App. Oct. 31, 2013); Resp. Ex. A. On January 14, 2014,
petitioner's request for review by a three-judge panel
sought further review by the Supreme Court of Virginia. His
petition for appeal was refused on November 25, 2014.
Rodgers v. Commonwealth. R. No. 141024 (Va. Nov. 25,
October 30, 2015, Rodgers filed a petition for a state writ
of habeas corpus in the trial court, raising the following
trial counsel provided ineffective assistance by:
1. Failing to perfect his appeal;
2. Making mistakes and errors during trial;
3. Failing to properly test the Commonwealth's case;
4. Failing to object to the admission of irrelevant evidence;
and 5. Failing to preserve issues for appeal.
Commonwealth's Attorney was guilty of prosecutorial
evidence was insufficient to sustain the conviction
"because there existed no credible evidence of the
transactions alleged." In an Order entered on December
23, 2015, the circuit court denied and dismissed the
petition. Specifically, it determined that claim A should be
dismissed because petitioner had failed to show that his
attorney was ineffective pursuant to Strickland v.
Washington. 466 U.S. 668 (1984), and that because claims
B and C could have been raised at trial and on direct appeal,
they were barred by the doctrine of Slavton v.
Parrigan. 215 Va. 27, 205 S.E.2d 680 (1974) and were not
cognizable in habeas corpus. Case No. CL15000066-00; Resp.
Ex. B. Rodgers appealed that decision to the Supreme Court of
Virginia, and that Court dismissed the appeal pursuant to

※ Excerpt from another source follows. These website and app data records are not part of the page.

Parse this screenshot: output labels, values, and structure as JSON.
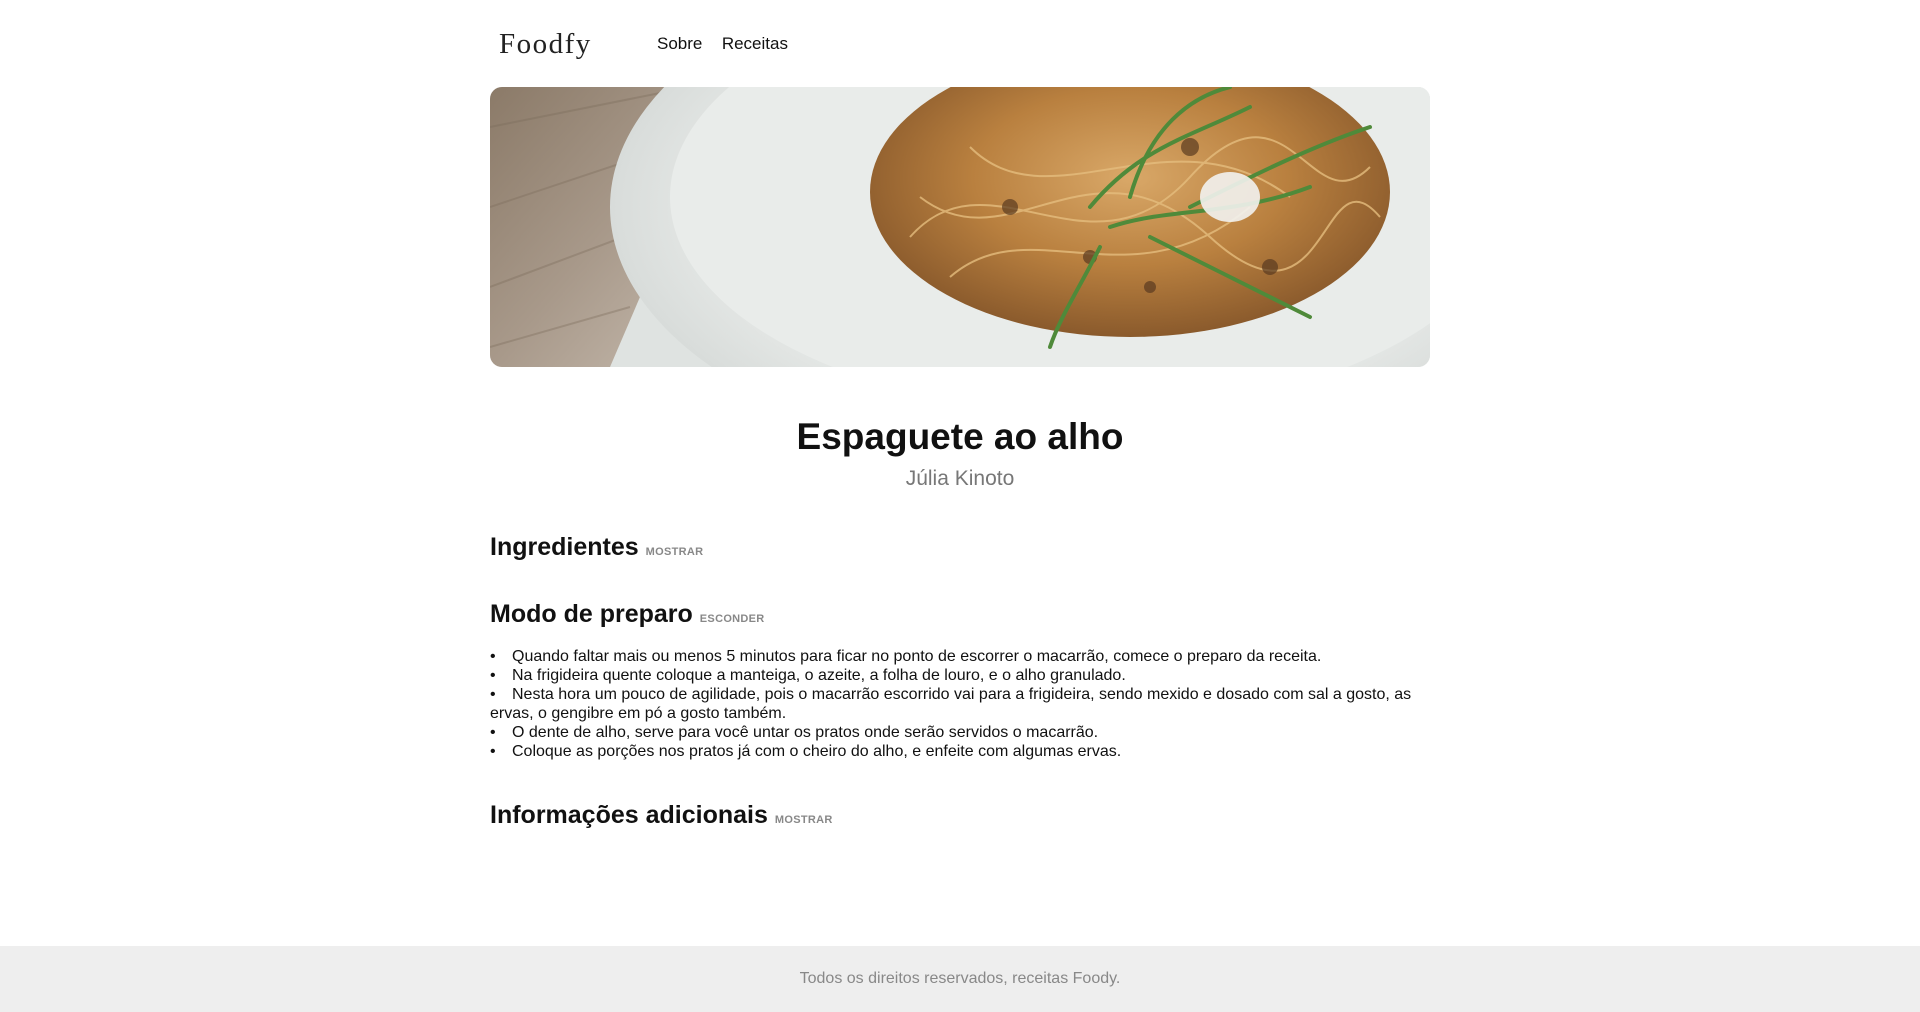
{
  "header": {
    "logo": "Foodfy",
    "nav": [
      {
        "label": "Sobre"
      },
      {
        "label": "Receitas"
      }
    ]
  },
  "recipe": {
    "title": "Espaguete ao alho",
    "author": "Júlia Kinoto"
  },
  "sections": {
    "ingredientes": {
      "title": "Ingredientes",
      "toggle": "MOSTRAR"
    },
    "preparo": {
      "title": "Modo de preparo",
      "toggle": "ESCONDER",
      "steps": [
        "Quando faltar mais ou menos 5 minutos para ficar no ponto de escorrer o macarrão, comece o preparo da receita.",
        "Na frigideira quente coloque a manteiga, o azeite, a folha de louro, e o alho granulado.",
        "Nesta hora um pouco de agilidade, pois o macarrão escorrido vai para a frigideira, sendo mexido e dosado com sal a gosto, as ervas, o gengibre em pó a gosto também.",
        "O dente de alho, serve para você untar os pratos onde serão servidos o macarrão.",
        "Coloque as porções nos pratos já com o cheiro do alho, e enfeite com algumas ervas."
      ]
    },
    "info": {
      "title": "Informações adicionais",
      "toggle": "MOSTRAR"
    }
  },
  "footer": {
    "text": "Todos os direitos reservados, receitas Foody."
  }
}
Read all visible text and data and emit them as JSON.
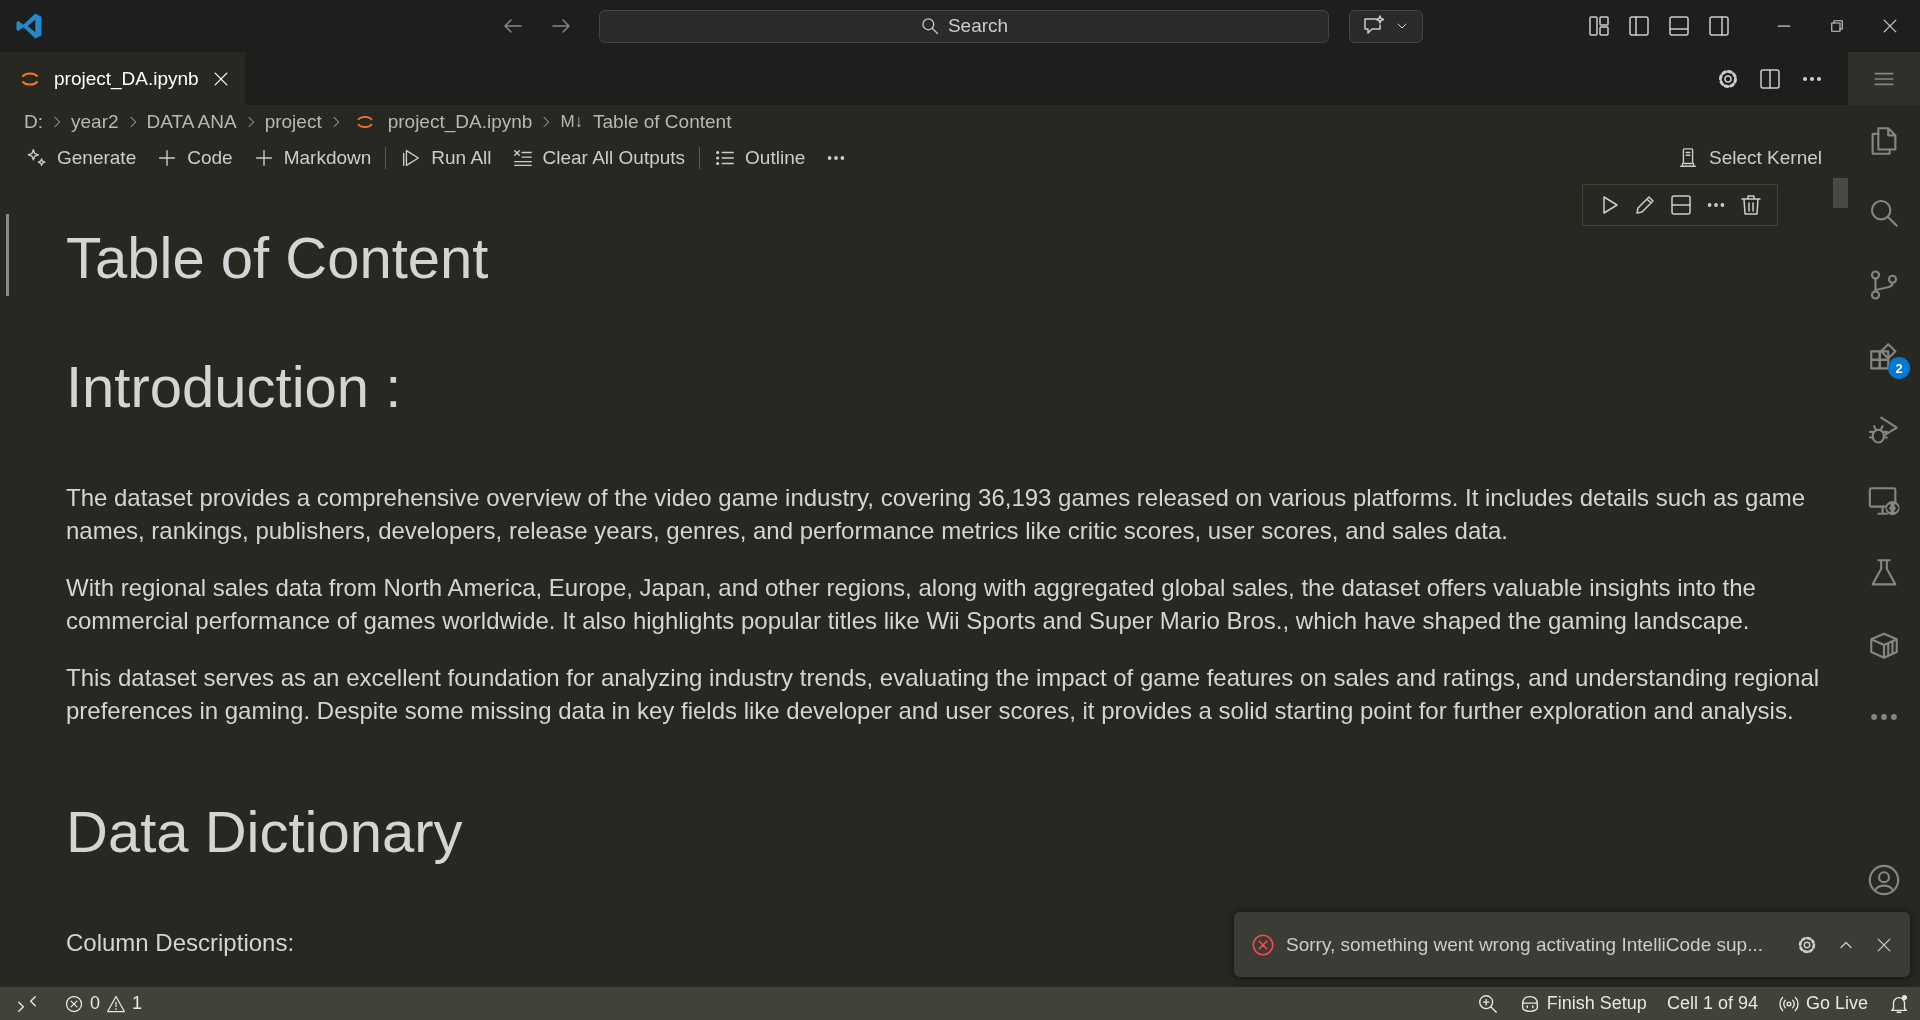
{
  "title_bar": {
    "search": {
      "placeholder": "Search"
    }
  },
  "tabs": [
    {
      "label": "project_DA.ipynb",
      "selected": true
    }
  ],
  "breadcrumb": [
    {
      "label": "D:",
      "kind": "folder"
    },
    {
      "label": "year2",
      "kind": "folder"
    },
    {
      "label": "DATA ANA",
      "kind": "folder"
    },
    {
      "label": "project",
      "kind": "folder"
    },
    {
      "label": "project_DA.ipynb",
      "kind": "notebook"
    },
    {
      "label": "Table of Content",
      "kind": "markdown",
      "badge": "M↓"
    }
  ],
  "toolbar": {
    "items": [
      {
        "label": "Generate",
        "kind": "generate"
      },
      {
        "label": "Code",
        "kind": "add"
      },
      {
        "label": "Markdown",
        "kind": "add"
      },
      {
        "kind": "separator"
      },
      {
        "label": "Run All",
        "kind": "run"
      },
      {
        "label": "Clear All Outputs",
        "kind": "clear"
      },
      {
        "kind": "separator"
      },
      {
        "label": "Outline",
        "kind": "outline"
      },
      {
        "kind": "more"
      }
    ],
    "kernel": "Select Kernel"
  },
  "cell": {
    "blocks": [
      {
        "kind": "h1",
        "text": "Table of Content"
      },
      {
        "kind": "h1",
        "text": "Introduction :"
      },
      {
        "kind": "p",
        "text": "The dataset provides a comprehensive overview of the video game industry, covering 36,193 games released on various platforms. It includes details such as game names, rankings, publishers, developers, release years, genres, and performance metrics like critic scores, user scores, and sales data."
      },
      {
        "kind": "p",
        "text": "With regional sales data from North America, Europe, Japan, and other regions, along with aggregated global sales, the dataset offers valuable insights into the commercial performance of games worldwide. It also highlights popular titles like Wii Sports and Super Mario Bros., which have shaped the gaming landscape."
      },
      {
        "kind": "p",
        "text": "This dataset serves as an excellent foundation for analyzing industry trends, evaluating the impact of game features on sales and ratings, and understanding regional preferences in gaming. Despite some missing data in key fields like developer and user scores, it provides a solid starting point for further exploration and analysis."
      },
      {
        "kind": "h1",
        "text": "Data Dictionary"
      },
      {
        "kind": "p",
        "text": "Column Descriptions:"
      }
    ]
  },
  "activity_bar": {
    "items": [
      {
        "kind": "explorer"
      },
      {
        "kind": "search"
      },
      {
        "kind": "source-control"
      },
      {
        "kind": "extensions",
        "badge": "2"
      },
      {
        "kind": "run-debug"
      },
      {
        "kind": "remote"
      },
      {
        "kind": "testing"
      },
      {
        "kind": "containers"
      },
      {
        "kind": "more"
      }
    ]
  },
  "notification": {
    "kind": "error",
    "message": "Sorry, something went wrong activating IntelliCode sup..."
  },
  "status_bar": {
    "errors": "0",
    "warnings": "1",
    "items": [
      {
        "kind": "zoom"
      },
      {
        "kind": "copilot",
        "label": "Finish Setup"
      },
      {
        "kind": "text",
        "label": "Cell 1 of 94"
      },
      {
        "kind": "live",
        "label": "Go Live"
      },
      {
        "kind": "bell"
      }
    ]
  }
}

Rule 5:17(c)(1)(iii) on the holding that "the
assignments of error in the petition for appeal ...